Canadian National Railways 9082A, Prince Rupert, May 31, 1959. I was up in the cab of CNR 9082 showing my newfound friend Mike around, trying to take a picture of the engineer’s controls. Two fellows, one I recognized as Johnny Bateman, climbed into the cab. The older fellow I had seen around, but did not know his name.
They barely paid attention to us – some discussion going on about the traction motors. Mr. Bateman said they were going out for a few minutes, to close the fireman’s side door, and away we went. My new friend Mike was startled – having just told me “we really should not get caught up here.”
Mike was several years older me (I was 16) and a right-and-proper Englishman who was a process engineer out at the Columbia Cellulose plant at Port Edward. I was prowling around the yard with my camera and spotted him taking a photo of the 9082.
I introduced myself to him and asked him if he had even been up in the cab of one of these things, which he hadn’t, which is why we were now rumbling down the track.
While Mr. Bateman and this other fellow were fussing with this and that, I told Mike to go ahead, sit in the fireman’s seat, and fire off his 8mm camera, which he did.
Mike became a great friend of the family, my Mom bargaining him his Wednesday night dinners tutoring my younger sister and I in math. As the tides of life ebb and flow, Mike ended up back in England on a family emergency, and never returned to the Colonies.
But we have been great phone friends over these many years – and when a lady friend and I were in England in 1999, Mike and I went out for dinner, and finished a bottle of fine Australian wine.
A few months ago, I got an email from a reader asking me if I knew the engine numbers of a Canadian National Railways freight train that hit a rock slide, tumbling 100 feet or so down an embankment, killing the engineer and conductor. Two GP-9’s ended up blocking Highway 16 just east of Terrace, BC.
For years I carried the front page account, with photos of the engines, as printed in the Prince Rupert Daily News. As part of this ongoing downsizing campaign, I’ve been tossing stuff out, and that article went to the dump, mere weeks before I was contacted.
I had tried to make a .pdf file of the article, but the Prince Rupert Daily News had a screen dot resolution on their press numbering in the low 50’s it seemed. There was just no making a copy of it worth a damn.
I did contact the Terrace newspaper, but their files did not go back that far, and so the Internet search went into my cold files. And I was not able to help that fellow out. So much for downsizing.

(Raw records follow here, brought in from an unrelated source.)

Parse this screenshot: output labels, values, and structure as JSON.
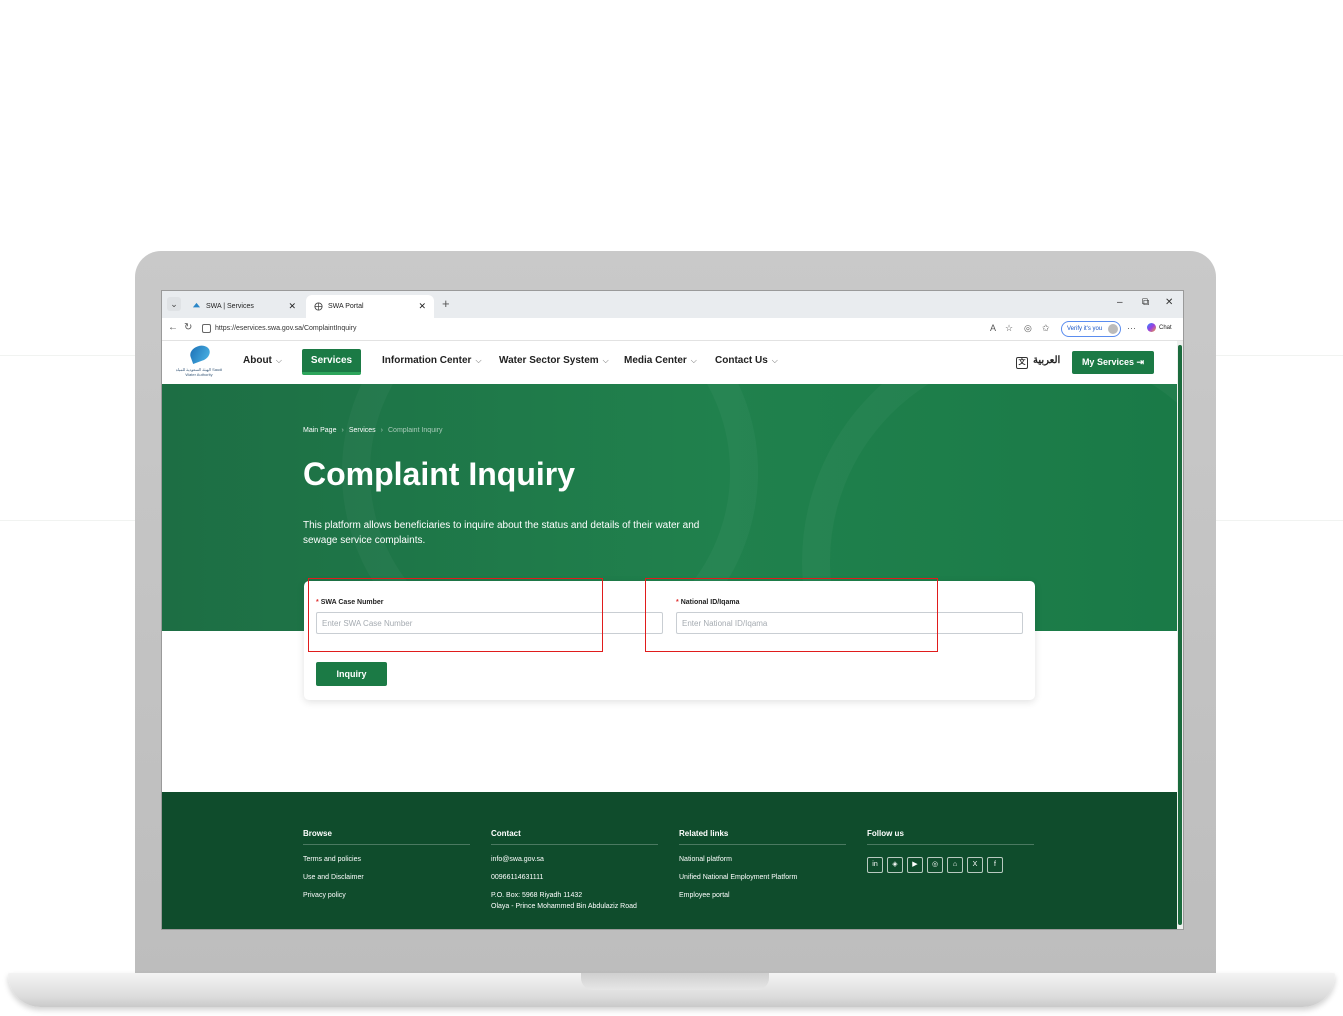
{
  "browser": {
    "tabs": [
      {
        "title": "SWA | Services",
        "active": false
      },
      {
        "title": "SWA Portal",
        "active": true
      }
    ],
    "url": "https://eservices.swa.gov.sa/ComplaintInquiry",
    "verify_label": "Verify it's you",
    "chat_label": "Chat"
  },
  "header": {
    "logo_text": "الهيئة السعودية للمياه Saudi Water Authority",
    "nav": [
      {
        "label": "About",
        "has_dropdown": true
      },
      {
        "label": "Services",
        "active": true
      },
      {
        "label": "Information Center",
        "has_dropdown": true
      },
      {
        "label": "Water Sector System",
        "has_dropdown": true
      },
      {
        "label": "Media Center",
        "has_dropdown": true
      },
      {
        "label": "Contact Us",
        "has_dropdown": true
      }
    ],
    "language_label": "العربية",
    "my_services_label": "My Services"
  },
  "hero": {
    "breadcrumb": [
      "Main Page",
      "Services",
      "Complaint Inquiry"
    ],
    "title": "Complaint Inquiry",
    "description": "This platform allows beneficiaries to inquire about the status and details of their water and sewage service complaints."
  },
  "form": {
    "case_number": {
      "label": "SWA Case Number",
      "placeholder": "Enter SWA Case Number",
      "value": "",
      "required": true
    },
    "national_id": {
      "label": "National ID/Iqama",
      "placeholder": "Enter National ID/Iqama",
      "value": "",
      "required": true
    },
    "submit_label": "Inquiry"
  },
  "footer": {
    "browse": {
      "heading": "Browse",
      "links": [
        "Terms and policies",
        "Use and Disclaimer",
        "Privacy policy"
      ]
    },
    "contact": {
      "heading": "Contact",
      "email": "info@swa.gov.sa",
      "phone": "00966114631111",
      "address_line1": "P.O. Box: 5968 Riyadh 11432",
      "address_line2": "Olaya - Prince Mohammed Bin Abdulaziz Road"
    },
    "related": {
      "heading": "Related links",
      "links": [
        "National platform",
        "Unified National Employment Platform",
        "Employee portal"
      ]
    },
    "follow": {
      "heading": "Follow us",
      "icons": [
        "linkedin-icon",
        "social-icon",
        "youtube-icon",
        "instagram-icon",
        "snapchat-icon",
        "x-icon",
        "facebook-icon"
      ]
    }
  },
  "colors": {
    "brand_green": "#1b7a45",
    "footer_green": "#0f4c2c",
    "highlight_red": "#e01c1c"
  }
}
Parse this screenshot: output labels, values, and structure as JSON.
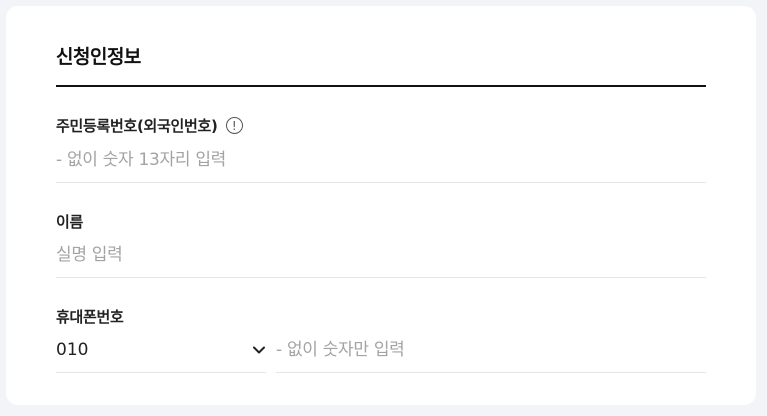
{
  "section": {
    "title": "신청인정보"
  },
  "resident_number": {
    "label": "주민등록번호(외국인번호)",
    "info_icon": "!",
    "placeholder": "- 없이 숫자 13자리 입력",
    "value": ""
  },
  "name": {
    "label": "이름",
    "placeholder": "실명 입력",
    "value": ""
  },
  "phone": {
    "label": "휴대폰번호",
    "prefix_selected": "010",
    "placeholder": "- 없이 숫자만 입력",
    "value": ""
  },
  "icons": {
    "info": "info-circle-icon",
    "dropdown": "chevron-down-icon"
  },
  "colors": {
    "background": "#f3f4f7",
    "card": "#ffffff",
    "title_rule": "#111111",
    "placeholder": "#a3a3a3",
    "divider": "#e6e6e6"
  }
}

A few weeks ago, I got the bug to Google “Canadian National train wrecks,” and determined to check each page from one end of the search file to the other. After a few dozen pages, I ran into an obscure entry “trainwreck of 78." Of course, it was not the train wreck I was searching for, but I thought the site might have links to other train wrecks.
This is what I found.
The site has a lot of CNR history in my time frame, and is dedicated to the memory of an engineer by the name of Bateman, killed when a slide hit his locomotive. As I was reading this site, the hairs on my arms literally began standing up. Bateman. Bateman. I knew a Bateman in Prince Rupert!
I scanned the negs and sent them off a few days ago, asking the site owner, Ken Bateman, if there was a connection between him and my photos taken in early 1959.
Soon enough, I got a reply “That’s my Uncle!”
And so one of my many adventures has come full circle. And more important, I’ve connected with Ken Bateman, and been able to provide him with pictures of his “Uncle John” which, I am certain, will enrich his experience. And Mike? Well, we have been chatting on the phone once or twice a month for years. I just talked to him the other day.